Print the records below once again, exactly as they were given.
☆ ☆ ☆ ☆
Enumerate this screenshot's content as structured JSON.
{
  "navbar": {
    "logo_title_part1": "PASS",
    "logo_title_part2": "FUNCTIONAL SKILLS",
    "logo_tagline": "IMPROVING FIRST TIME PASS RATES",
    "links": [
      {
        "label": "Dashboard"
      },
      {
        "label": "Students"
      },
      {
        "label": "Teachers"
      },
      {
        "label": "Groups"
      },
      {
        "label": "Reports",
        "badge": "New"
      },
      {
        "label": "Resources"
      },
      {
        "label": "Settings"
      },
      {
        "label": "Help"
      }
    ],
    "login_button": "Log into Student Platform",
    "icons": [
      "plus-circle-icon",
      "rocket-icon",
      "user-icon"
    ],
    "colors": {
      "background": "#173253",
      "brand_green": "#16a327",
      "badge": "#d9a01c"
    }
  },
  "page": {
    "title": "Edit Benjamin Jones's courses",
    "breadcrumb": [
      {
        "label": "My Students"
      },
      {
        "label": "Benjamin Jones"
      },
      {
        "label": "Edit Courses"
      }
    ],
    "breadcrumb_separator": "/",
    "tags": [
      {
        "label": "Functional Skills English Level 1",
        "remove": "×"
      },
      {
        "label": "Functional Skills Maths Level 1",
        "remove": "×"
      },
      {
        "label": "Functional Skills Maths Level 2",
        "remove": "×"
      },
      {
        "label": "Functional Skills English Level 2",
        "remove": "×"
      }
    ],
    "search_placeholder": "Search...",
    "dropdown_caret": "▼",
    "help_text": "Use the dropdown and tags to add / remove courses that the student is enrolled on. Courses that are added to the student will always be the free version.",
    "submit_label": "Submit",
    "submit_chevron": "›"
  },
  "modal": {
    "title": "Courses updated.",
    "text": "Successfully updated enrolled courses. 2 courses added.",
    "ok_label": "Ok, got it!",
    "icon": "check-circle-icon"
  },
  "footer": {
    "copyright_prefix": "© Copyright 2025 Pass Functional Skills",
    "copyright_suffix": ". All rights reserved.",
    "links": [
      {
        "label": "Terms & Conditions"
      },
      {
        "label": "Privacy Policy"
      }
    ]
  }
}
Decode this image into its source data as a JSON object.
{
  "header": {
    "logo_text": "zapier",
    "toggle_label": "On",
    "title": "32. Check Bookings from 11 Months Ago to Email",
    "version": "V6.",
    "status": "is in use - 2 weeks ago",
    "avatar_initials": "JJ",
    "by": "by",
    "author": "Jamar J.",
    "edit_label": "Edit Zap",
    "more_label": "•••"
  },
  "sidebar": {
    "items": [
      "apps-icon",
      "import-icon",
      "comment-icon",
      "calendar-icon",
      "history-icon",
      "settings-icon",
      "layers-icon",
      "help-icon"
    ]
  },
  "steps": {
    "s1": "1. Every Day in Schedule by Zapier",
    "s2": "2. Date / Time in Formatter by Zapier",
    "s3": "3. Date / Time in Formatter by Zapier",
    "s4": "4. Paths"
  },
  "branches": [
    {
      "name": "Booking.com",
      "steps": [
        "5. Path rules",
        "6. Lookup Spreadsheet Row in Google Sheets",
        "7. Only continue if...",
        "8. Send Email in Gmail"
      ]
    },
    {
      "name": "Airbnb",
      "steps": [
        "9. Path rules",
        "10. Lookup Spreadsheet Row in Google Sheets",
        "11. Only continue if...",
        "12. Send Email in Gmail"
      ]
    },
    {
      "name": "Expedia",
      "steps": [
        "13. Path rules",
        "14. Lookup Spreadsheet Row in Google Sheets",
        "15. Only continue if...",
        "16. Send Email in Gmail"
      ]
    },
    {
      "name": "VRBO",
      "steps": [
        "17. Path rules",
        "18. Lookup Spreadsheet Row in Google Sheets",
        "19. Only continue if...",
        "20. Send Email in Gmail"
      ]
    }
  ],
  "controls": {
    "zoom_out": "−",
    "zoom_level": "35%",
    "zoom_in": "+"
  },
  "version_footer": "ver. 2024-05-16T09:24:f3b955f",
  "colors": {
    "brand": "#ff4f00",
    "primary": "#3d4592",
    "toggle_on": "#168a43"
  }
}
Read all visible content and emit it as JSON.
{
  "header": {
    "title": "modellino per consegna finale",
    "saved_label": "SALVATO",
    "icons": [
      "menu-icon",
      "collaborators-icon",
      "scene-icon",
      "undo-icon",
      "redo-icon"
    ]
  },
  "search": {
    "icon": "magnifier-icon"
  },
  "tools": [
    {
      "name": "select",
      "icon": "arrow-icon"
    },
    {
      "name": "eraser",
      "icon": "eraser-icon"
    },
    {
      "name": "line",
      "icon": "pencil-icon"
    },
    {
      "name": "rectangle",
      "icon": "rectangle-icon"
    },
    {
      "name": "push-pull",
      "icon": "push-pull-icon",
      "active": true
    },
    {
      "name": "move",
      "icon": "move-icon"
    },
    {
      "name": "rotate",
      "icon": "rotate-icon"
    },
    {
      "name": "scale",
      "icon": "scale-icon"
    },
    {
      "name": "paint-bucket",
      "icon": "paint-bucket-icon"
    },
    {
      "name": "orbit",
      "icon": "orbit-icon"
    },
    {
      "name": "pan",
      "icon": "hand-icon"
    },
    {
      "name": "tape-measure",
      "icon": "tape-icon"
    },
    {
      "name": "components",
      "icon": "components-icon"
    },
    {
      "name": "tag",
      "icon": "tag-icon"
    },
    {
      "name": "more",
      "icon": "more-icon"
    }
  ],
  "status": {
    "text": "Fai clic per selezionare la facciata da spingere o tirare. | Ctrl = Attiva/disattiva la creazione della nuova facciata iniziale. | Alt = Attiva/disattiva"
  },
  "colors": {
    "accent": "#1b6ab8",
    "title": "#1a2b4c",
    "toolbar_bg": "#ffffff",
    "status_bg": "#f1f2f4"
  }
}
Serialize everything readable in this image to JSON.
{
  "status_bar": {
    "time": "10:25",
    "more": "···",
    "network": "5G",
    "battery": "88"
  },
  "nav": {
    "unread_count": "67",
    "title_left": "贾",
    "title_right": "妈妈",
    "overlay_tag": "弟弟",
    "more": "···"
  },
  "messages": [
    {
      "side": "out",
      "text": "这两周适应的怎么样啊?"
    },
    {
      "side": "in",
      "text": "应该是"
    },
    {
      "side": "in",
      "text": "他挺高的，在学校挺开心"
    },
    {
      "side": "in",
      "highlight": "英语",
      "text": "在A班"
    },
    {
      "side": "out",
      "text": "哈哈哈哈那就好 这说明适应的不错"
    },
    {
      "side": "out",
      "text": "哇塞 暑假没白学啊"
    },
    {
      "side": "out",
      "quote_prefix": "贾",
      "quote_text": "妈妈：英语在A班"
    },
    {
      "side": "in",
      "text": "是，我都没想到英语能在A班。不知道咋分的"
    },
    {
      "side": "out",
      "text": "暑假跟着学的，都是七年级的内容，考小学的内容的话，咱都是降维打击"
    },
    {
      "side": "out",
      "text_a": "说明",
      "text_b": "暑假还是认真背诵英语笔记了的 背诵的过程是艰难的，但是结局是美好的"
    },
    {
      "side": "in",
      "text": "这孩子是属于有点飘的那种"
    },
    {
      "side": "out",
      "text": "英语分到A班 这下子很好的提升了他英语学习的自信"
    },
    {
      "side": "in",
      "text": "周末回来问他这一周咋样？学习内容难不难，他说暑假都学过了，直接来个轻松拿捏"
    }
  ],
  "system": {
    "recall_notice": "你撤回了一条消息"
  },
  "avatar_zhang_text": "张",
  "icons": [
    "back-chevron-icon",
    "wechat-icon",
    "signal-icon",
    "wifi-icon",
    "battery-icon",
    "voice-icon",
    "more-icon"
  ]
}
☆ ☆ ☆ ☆
*Exercise output*:
Enumerate this screenshot's content as structured JSON.
{
  "navbar": {
    "logo_title_part1": "PASS",
    "logo_title_part2": "FUNCTIONAL SKILLS",
    "logo_tagline": "IMPROVING FIRST TIME PASS RATES",
    "links": [
      {
        "label": "Dashboard"
      },
      {
        "label": "Students"
      },
      {
        "label": "Teachers"
      },
      {
        "label": "Groups"
      },
      {
        "label": "Reports",
        "badge": "New"
      },
      {
        "label": "Resources"
      },
      {
        "label": "Settings"
      },
      {
        "label": "Help"
      }
    ],
    "login_button": "Log into Student Platform",
    "icons": [
      "plus-circle-icon",
      "rocket-icon",
      "user-icon"
    ],
    "colors": {
      "background": "#173253",
      "brand_green": "#16a327",
      "badge": "#d9a01c"
    }
  },
  "page": {
    "title": "Edit Benjamin Jones's courses",
    "breadcrumb": [
      {
        "label": "My Students"
      },
      {
        "label": "Benjamin Jones"
      },
      {
        "label": "Edit Courses"
      }
    ],
    "breadcrumb_separator": "/",
    "tags": [
      {
        "label": "Functional Skills English Level 1",
        "remove": "×"
      },
      {
        "label": "Functional Skills Maths Level 1",
        "remove": "×"
      },
      {
        "label": "Functional Skills Maths Level 2",
        "remove": "×"
      },
      {
        "label": "Functional Skills English Level 2",
        "remove": "×"
      }
    ],
    "search_placeholder": "Search...",
    "dropdown_caret": "▼",
    "help_text": "Use the dropdown and tags to add / remove courses that the student is enrolled on. Courses that are added to the student will always be the free version.",
    "submit_label": "Submit",
    "submit_chevron": "›"
  },
  "modal": {
    "title": "Courses updated.",
    "text": "Successfully updated enrolled courses. 2 courses added.",
    "ok_label": "Ok, got it!",
    "icon": "check-circle-icon"
  },
  "footer": {
    "copyright_prefix": "© Copyright 2025 Pass Functional Skills",
    "copyright_suffix": ". All rights reserved.",
    "links": [
      {
        "label": "Terms & Conditions"
      },
      {
        "label": "Privacy Policy"
      }
    ]
  }
}
Decode this image into its source data as a JSON object.
{
  "header": {
    "logo_text": "zapier",
    "toggle_label": "On",
    "title": "32. Check Bookings from 11 Months Ago to Email",
    "version": "V6.",
    "status": "is in use - 2 weeks ago",
    "avatar_initials": "JJ",
    "by": "by",
    "author": "Jamar J.",
    "edit_label": "Edit Zap",
    "more_label": "•••"
  },
  "sidebar": {
    "items": [
      "apps-icon",
      "import-icon",
      "comment-icon",
      "calendar-icon",
      "history-icon",
      "settings-icon",
      "layers-icon",
      "help-icon"
    ]
  },
  "steps": {
    "s1": "1. Every Day in Schedule by Zapier",
    "s2": "2. Date / Time in Formatter by Zapier",
    "s3": "3. Date / Time in Formatter by Zapier",
    "s4": "4. Paths"
  },
  "branches": [
    {
      "name": "Booking.com",
      "steps": [
        "5. Path rules",
        "6. Lookup Spreadsheet Row in Google Sheets",
        "7. Only continue if...",
        "8. Send Email in Gmail"
      ]
    },
    {
      "name": "Airbnb",
      "steps": [
        "9. Path rules",
        "10. Lookup Spreadsheet Row in Google Sheets",
        "11. Only continue if...",
        "12. Send Email in Gmail"
      ]
    },
    {
      "name": "Expedia",
      "steps": [
        "13. Path rules",
        "14. Lookup Spreadsheet Row in Google Sheets",
        "15. Only continue if...",
        "16. Send Email in Gmail"
      ]
    },
    {
      "name": "VRBO",
      "steps": [
        "17. Path rules",
        "18. Lookup Spreadsheet Row in Google Sheets",
        "19. Only continue if...",
        "20. Send Email in Gmail"
      ]
    }
  ],
  "controls": {
    "zoom_out": "−",
    "zoom_level": "35%",
    "zoom_in": "+"
  },
  "version_footer": "ver. 2024-05-16T09:24:f3b955f",
  "colors": {
    "brand": "#ff4f00",
    "primary": "#3d4592",
    "toggle_on": "#168a43"
  }
}
Read all visible content and emit it as JSON.
{
  "header": {
    "title": "modellino per consegna finale",
    "saved_label": "SALVATO",
    "icons": [
      "menu-icon",
      "collaborators-icon",
      "scene-icon",
      "undo-icon",
      "redo-icon"
    ]
  },
  "search": {
    "icon": "magnifier-icon"
  },
  "tools": [
    {
      "name": "select",
      "icon": "arrow-icon"
    },
    {
      "name": "eraser",
      "icon": "eraser-icon"
    },
    {
      "name": "line",
      "icon": "pencil-icon"
    },
    {
      "name": "rectangle",
      "icon": "rectangle-icon"
    },
    {
      "name": "push-pull",
      "icon": "push-pull-icon",
      "active": true
    },
    {
      "name": "move",
      "icon": "move-icon"
    },
    {
      "name": "rotate",
      "icon": "rotate-icon"
    },
    {
      "name": "scale",
      "icon": "scale-icon"
    },
    {
      "name": "paint-bucket",
      "icon": "paint-bucket-icon"
    },
    {
      "name": "orbit",
      "icon": "orbit-icon"
    },
    {
      "name": "pan",
      "icon": "hand-icon"
    },
    {
      "name": "tape-measure",
      "icon": "tape-icon"
    },
    {
      "name": "components",
      "icon": "components-icon"
    },
    {
      "name": "tag",
      "icon": "tag-icon"
    },
    {
      "name": "more",
      "icon": "more-icon"
    }
  ],
  "status": {
    "text": "Fai clic per selezionare la facciata da spingere o tirare. | Ctrl = Attiva/disattiva la creazione della nuova facciata iniziale. | Alt = Attiva/disattiva"
  },
  "colors": {
    "accent": "#1b6ab8",
    "title": "#1a2b4c",
    "toolbar_bg": "#ffffff",
    "status_bg": "#f1f2f4"
  }
}
Serialize everything readable in this image to JSON.
{
  "status_bar": {
    "time": "10:25",
    "more": "···",
    "network": "5G",
    "battery": "88"
  },
  "nav": {
    "unread_count": "67",
    "title_left": "贾",
    "title_right": "妈妈",
    "overlay_tag": "弟弟",
    "more": "···"
  },
  "messages": [
    {
      "side": "out",
      "text": "这两周适应的怎么样啊?"
    },
    {
      "side": "in",
      "text": "应该是"
    },
    {
      "side": "in",
      "text": "他挺高的，在学校挺开心"
    },
    {
      "side": "in",
      "highlight": "英语",
      "text": "在A班"
    },
    {
      "side": "out",
      "text": "哈哈哈哈那就好 这说明适应的不错"
    },
    {
      "side": "out",
      "text": "哇塞 暑假没白学啊"
    },
    {
      "side": "out",
      "quote_prefix": "贾",
      "quote_text": "妈妈：英语在A班"
    },
    {
      "side": "in",
      "text": "是，我都没想到英语能在A班。不知道咋分的"
    },
    {
      "side": "out",
      "text": "暑假跟着学的，都是七年级的内容，考小学的内容的话，咱都是降维打击"
    },
    {
      "side": "out",
      "text_a": "说明",
      "text_b": "暑假还是认真背诵英语笔记了的 背诵的过程是艰难的，但是结局是美好的"
    },
    {
      "side": "in",
      "text": "这孩子是属于有点飘的那种"
    },
    {
      "side": "out",
      "text": "英语分到A班 这下子很好的提升了他英语学习的自信"
    },
    {
      "side": "in",
      "text": "周末回来问他这一周咋样？学习内容难不难，他说暑假都学过了，直接来个轻松拿捏"
    }
  ],
  "system": {
    "recall_notice": "你撤回了一条消息"
  },
  "avatar_zhang_text": "张",
  "icons": [
    "back-chevron-icon",
    "wechat-icon",
    "signal-icon",
    "wifi-icon",
    "battery-icon",
    "voice-icon",
    "more-icon"
  ]
}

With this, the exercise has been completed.